(Recorded data)
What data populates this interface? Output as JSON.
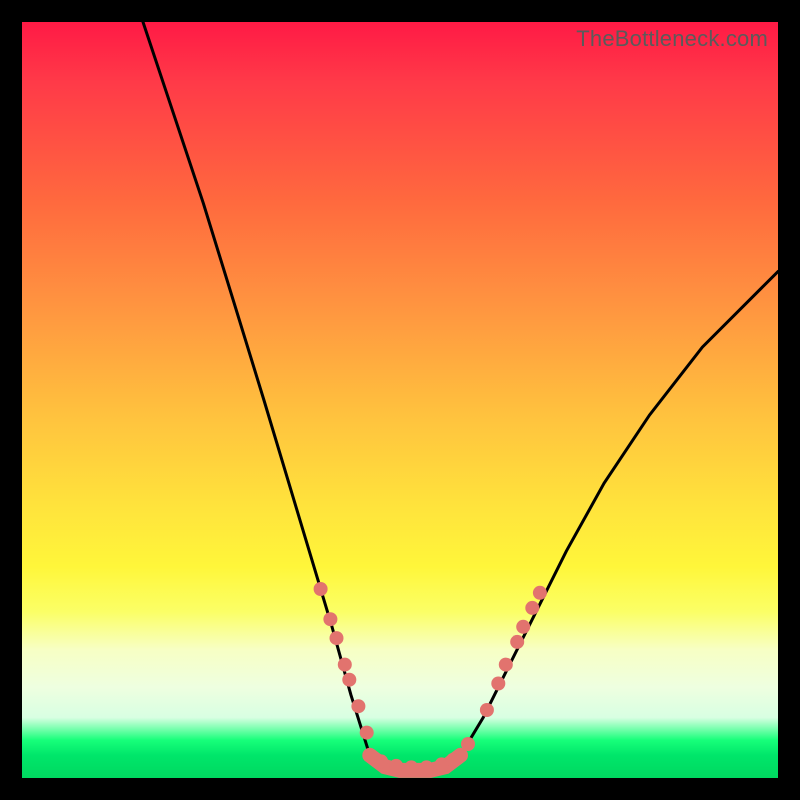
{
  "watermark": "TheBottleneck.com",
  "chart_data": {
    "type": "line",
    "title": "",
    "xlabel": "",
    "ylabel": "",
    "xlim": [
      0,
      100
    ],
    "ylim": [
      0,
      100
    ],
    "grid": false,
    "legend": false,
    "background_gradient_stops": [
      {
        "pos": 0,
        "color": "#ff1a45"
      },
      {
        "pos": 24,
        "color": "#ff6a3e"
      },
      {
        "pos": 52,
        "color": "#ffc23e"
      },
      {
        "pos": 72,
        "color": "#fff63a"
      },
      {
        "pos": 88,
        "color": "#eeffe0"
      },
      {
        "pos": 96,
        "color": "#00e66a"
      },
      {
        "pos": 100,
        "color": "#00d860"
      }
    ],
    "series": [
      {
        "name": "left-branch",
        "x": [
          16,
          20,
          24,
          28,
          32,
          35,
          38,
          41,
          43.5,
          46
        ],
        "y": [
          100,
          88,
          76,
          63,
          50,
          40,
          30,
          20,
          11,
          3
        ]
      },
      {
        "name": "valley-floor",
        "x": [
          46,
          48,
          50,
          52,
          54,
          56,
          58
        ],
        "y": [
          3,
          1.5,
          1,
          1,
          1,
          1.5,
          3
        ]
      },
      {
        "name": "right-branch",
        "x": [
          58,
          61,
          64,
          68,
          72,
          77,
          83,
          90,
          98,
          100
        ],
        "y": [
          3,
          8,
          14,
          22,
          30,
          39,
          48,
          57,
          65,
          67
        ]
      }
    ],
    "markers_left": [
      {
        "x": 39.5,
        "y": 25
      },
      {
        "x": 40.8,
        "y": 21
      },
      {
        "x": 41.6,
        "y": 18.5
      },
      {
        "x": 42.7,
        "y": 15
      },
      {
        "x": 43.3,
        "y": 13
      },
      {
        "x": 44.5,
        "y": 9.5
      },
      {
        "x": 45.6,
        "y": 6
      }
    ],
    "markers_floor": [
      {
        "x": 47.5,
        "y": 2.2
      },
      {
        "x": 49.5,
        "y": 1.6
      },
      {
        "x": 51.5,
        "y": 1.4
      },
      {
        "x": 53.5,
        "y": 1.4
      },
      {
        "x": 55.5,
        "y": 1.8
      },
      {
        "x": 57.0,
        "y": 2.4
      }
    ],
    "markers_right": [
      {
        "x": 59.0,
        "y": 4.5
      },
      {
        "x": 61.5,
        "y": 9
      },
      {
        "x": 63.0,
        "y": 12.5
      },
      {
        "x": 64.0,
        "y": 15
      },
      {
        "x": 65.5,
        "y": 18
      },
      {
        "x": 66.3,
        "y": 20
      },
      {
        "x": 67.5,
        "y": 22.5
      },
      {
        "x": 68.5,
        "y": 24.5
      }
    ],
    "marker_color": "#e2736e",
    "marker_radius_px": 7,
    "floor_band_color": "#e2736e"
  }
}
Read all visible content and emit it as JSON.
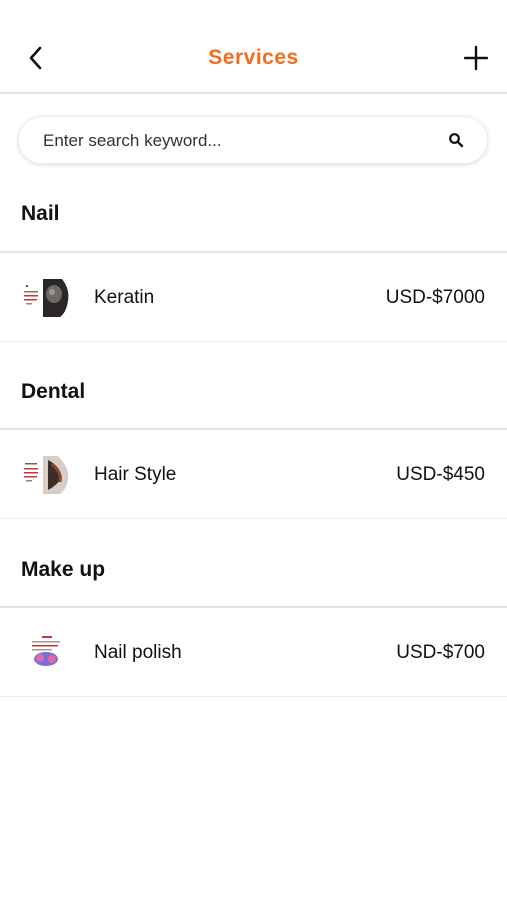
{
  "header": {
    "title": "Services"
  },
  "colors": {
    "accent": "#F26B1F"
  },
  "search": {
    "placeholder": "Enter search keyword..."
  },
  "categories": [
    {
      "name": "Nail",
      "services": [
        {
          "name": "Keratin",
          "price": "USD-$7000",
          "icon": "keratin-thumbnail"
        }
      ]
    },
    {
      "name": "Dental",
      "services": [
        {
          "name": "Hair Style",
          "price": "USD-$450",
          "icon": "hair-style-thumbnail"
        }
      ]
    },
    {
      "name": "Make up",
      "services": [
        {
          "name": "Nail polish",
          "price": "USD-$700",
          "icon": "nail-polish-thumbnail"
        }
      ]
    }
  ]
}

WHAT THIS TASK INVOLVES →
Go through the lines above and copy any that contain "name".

RESPONSE BELOW →
        "name": "left-branch",
        "name": "valley-floor",
        "name": "right-branch",
      "name": "Nail",
          "name": "Keratin",
      "name": "Dental",
          "name": "Hair Style",
      "name": "Make up",
          "name": "Nail polish",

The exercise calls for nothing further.